And a real pain for the offense, because Hoskins was a surprising find the second half of 2007. A second-year walk-on, he was not even listed in the media guide going into the year and played just once in the season's first five games. But lack of production by scholarship fullbacks, and Hoskins' own efforts in practices, convinced the coaches the junior deserved a shot. And against UAB he pulled in a swing pass for 15 yards.
The next four weekends produced two catches each game, and almost every one seemed to net a first down. He banged the shoulder in the Alabama game yet kept going, but then came that bad hit-angle at Little Rock to end the season early. "It was just a tough break, I guess." More than that, it was an injury to threaten a career.
"And all I could do was just pray about it and work hard. It was a nerve thing and I couldn't do anything about it, it just had to heal on its own."
Now, apparently, it has. The qualifier has to be included because again nerve issues are always liable to recur without warning. Hoskins chooses not to worry but to take advantage of the opportunity. "I can do every motion. It's God's grace. My shoulder won't be an issue."
Coach Sylvester Croom surely hopes not, because just about every spring practice day his evaluations included concerns about lack of reliable fullback play. It was an indication just how much the head Dog missed Hoskins, and how badly everybody wants him in the '08 lineup. That's why even with status unsettled, Hoskins is still listed first in coach's minds.
"I just pray that won't anything happen," Hoskins said. "And I'm glad they have that much trust in me when I missed the whole spring and I'm still there. I'm still in the playbook, and patiently waiting to get on the field." He's not kidding about the patience, a virtue Hoskins learned while battling to escape walk-on obscurity and get a chance to show how he could help the offense run, and pass. "That waiting was a value there!" he can joke about 2006-07. "I had no idea I'd be doing it again. But I'm just going to be patient and see what happens."

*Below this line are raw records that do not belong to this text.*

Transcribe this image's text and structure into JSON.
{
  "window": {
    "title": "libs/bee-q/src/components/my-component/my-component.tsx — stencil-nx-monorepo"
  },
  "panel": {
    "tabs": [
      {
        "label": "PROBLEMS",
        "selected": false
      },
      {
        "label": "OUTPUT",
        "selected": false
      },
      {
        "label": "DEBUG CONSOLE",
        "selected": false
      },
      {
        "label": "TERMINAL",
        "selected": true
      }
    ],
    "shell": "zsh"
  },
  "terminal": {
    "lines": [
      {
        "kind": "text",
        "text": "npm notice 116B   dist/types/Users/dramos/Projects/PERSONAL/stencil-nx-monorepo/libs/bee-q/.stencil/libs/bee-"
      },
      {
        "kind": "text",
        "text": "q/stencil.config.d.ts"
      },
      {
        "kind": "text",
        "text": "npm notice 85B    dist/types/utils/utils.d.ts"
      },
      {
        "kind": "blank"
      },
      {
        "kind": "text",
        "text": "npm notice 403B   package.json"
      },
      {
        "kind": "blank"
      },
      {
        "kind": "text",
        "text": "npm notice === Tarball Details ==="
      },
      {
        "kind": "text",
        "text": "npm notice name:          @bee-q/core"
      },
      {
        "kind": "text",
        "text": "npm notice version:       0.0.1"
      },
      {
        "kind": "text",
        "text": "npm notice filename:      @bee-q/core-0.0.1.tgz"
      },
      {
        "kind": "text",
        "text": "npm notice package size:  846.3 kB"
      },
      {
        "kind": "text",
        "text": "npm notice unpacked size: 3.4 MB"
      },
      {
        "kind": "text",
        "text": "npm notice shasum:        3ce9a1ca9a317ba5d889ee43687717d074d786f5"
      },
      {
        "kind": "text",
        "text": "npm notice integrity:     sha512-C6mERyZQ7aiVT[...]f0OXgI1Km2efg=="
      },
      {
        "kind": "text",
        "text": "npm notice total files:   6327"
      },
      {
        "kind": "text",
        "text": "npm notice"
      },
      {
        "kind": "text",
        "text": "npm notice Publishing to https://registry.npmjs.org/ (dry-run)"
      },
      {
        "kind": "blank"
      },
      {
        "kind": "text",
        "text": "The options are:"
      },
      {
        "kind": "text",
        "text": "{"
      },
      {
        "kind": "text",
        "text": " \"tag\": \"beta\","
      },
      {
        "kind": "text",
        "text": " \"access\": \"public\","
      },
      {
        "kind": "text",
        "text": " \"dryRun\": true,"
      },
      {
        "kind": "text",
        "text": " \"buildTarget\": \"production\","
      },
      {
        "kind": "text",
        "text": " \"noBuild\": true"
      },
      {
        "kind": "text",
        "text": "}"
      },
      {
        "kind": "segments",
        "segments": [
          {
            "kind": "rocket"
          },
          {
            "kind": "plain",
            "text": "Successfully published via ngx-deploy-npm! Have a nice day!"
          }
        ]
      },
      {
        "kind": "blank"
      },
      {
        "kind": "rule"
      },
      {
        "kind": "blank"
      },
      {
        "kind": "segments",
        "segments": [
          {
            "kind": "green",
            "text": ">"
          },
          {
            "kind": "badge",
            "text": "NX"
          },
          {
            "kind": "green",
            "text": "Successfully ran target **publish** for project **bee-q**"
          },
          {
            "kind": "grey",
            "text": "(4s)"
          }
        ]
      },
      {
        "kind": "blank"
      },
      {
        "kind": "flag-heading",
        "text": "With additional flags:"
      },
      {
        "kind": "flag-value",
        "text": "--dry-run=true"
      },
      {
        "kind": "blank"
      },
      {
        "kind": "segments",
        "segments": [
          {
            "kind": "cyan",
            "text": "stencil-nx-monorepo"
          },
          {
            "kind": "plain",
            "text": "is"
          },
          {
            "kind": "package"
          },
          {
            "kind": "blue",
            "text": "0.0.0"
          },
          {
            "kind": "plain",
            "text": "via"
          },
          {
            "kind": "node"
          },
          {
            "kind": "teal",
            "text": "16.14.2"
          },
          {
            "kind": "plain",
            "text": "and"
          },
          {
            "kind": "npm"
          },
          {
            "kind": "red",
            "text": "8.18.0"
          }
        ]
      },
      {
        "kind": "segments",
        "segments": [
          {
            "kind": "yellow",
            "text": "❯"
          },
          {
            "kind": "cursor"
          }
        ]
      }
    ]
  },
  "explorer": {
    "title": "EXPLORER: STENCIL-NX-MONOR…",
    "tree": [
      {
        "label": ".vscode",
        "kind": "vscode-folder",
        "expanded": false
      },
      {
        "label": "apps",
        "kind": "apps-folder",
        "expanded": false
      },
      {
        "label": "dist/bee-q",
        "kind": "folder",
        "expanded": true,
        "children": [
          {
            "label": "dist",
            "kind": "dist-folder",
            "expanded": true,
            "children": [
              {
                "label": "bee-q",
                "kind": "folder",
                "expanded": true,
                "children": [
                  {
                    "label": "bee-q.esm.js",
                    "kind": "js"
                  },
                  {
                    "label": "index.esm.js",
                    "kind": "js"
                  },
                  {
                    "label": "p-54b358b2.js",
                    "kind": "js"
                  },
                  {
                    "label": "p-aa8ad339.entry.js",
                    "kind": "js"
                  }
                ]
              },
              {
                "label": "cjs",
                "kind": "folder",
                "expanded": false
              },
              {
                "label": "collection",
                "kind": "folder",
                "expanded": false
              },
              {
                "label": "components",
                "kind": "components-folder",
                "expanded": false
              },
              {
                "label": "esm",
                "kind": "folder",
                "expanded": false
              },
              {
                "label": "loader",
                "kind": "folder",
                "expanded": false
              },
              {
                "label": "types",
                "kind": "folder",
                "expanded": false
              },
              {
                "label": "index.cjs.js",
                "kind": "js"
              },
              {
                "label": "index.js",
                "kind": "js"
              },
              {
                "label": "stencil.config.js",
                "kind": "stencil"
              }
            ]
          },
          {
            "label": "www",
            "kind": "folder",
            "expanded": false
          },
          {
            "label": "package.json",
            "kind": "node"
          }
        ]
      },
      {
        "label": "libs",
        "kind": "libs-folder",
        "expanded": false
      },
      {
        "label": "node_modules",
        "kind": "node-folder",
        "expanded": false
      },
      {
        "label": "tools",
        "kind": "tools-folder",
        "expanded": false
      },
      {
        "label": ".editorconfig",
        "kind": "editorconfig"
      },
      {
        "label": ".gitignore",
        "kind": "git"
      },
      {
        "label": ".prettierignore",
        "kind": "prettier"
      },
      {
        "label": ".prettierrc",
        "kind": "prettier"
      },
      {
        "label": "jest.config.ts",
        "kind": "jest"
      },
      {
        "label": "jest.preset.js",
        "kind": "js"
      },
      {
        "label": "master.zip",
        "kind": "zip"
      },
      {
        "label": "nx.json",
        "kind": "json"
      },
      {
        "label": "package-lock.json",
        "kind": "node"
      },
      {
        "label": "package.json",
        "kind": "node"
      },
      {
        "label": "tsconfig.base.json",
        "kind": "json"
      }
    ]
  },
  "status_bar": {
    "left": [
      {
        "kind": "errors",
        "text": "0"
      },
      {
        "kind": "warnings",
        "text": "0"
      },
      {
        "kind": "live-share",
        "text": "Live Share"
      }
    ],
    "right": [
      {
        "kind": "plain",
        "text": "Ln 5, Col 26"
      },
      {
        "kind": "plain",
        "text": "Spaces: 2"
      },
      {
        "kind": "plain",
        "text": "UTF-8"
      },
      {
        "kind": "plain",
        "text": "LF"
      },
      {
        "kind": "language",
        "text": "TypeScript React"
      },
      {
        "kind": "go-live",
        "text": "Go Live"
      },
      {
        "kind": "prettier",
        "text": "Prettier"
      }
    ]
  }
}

Then again Hoskins might not be quite so patient this time, because he badly wants to be a part of this fall's gameplans. "This offense is going to do some great things this year, I want to be back and a part of that. I don't want to miss out. It's a lot of possibilities. And we haven't showed the capability we have to be a versatile offense to this point."
Hoskins isn't alone in wanting to be a part; teammates are unanimous on the topic, too. Anthony Dixon loves running behind a Hoskins lead-block; Wesley Carroll enjoys the extra security this fullback provides, whether blocking or floating out in a ‘hot' passing zone. Not that Hoskins needs more motivation, but offensive cohorts do keep up their own encouragements.
"Oh, they stay on me and want me to do extra stuff to make sure I get it right! And I don't want to let them down, let my team down. I kind of felt like I did when I went out last year. I look around and our talent level is so much higher than it has been. Everybody is just hungry to get back there on the field and win."
But then Hoskins has already scored just getting back to this positive point. Now there is one more key goal line to cross. "The shoulder pads." Yes, not until he pulls on padding and takes true contact to the shoulder will the crucial question be answered to satisfaction of team doctors. "They're going to do the best thing regardless," Hoskins said.
"But if I get out there and take a couple of licks and nothing is wrong, I'm good to go!"